Return every line of the entries that includes the word "this".

Collection entries:
------------------------------------
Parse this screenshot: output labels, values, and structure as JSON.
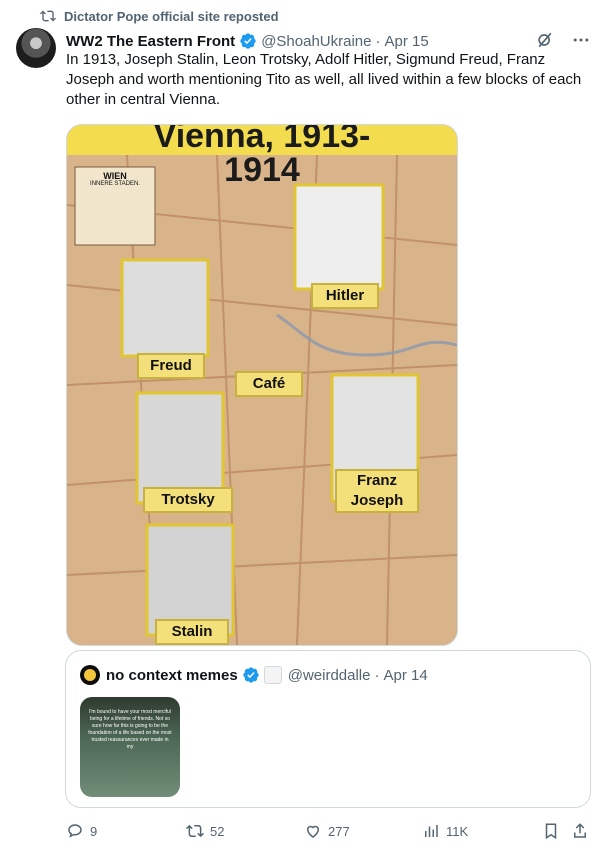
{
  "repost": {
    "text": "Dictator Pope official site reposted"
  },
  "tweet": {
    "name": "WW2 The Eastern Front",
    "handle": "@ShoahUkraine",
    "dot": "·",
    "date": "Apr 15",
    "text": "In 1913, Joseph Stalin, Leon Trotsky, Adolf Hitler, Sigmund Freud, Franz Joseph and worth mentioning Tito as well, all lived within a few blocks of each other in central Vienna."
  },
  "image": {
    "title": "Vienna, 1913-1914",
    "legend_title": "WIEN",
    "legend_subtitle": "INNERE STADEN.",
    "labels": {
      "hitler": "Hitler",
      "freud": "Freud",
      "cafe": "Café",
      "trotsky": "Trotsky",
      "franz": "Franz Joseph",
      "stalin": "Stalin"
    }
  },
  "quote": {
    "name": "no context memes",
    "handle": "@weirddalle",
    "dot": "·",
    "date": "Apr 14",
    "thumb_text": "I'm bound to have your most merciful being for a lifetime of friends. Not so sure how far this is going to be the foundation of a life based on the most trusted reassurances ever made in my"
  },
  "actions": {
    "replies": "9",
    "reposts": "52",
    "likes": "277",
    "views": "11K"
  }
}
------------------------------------
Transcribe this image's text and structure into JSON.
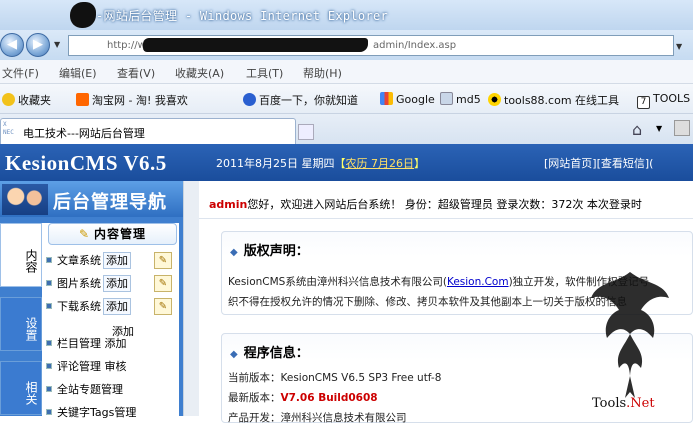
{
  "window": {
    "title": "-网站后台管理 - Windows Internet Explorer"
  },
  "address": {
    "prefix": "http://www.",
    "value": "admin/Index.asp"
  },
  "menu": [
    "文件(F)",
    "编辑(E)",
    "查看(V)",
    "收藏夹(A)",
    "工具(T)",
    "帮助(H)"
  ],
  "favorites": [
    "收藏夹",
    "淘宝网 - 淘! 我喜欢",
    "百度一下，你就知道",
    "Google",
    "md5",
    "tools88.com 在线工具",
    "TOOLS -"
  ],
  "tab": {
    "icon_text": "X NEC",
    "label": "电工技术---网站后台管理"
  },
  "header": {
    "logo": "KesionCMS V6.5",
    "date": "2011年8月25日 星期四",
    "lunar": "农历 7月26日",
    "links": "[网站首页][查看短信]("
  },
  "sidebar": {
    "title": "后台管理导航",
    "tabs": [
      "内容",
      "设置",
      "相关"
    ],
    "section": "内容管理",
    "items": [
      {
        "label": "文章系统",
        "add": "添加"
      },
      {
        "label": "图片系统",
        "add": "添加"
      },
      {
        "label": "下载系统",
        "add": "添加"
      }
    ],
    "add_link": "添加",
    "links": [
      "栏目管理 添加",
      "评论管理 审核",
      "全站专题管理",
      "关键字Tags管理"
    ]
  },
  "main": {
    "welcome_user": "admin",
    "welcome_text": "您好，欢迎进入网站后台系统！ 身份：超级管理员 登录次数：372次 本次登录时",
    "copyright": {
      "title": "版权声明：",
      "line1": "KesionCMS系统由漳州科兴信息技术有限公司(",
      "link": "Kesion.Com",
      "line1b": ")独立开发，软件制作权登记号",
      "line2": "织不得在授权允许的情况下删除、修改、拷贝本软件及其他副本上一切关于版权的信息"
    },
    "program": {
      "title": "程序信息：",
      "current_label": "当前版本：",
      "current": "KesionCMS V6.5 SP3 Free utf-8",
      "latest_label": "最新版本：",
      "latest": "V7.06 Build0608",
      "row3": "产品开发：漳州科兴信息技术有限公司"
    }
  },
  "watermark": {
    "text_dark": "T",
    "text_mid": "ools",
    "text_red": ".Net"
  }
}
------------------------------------
> **YOUR SOLUTION**
Parse this screenshot: output labels, values, and structure as JSON.
    "thumb_text": "I'm bound to have your most merciful being for a lifetime of friends. Not so sure how far this is going to be the foundation of a life based on the most trusted reassurances ever made in my"
Transcribe this image's text and structure into JSON.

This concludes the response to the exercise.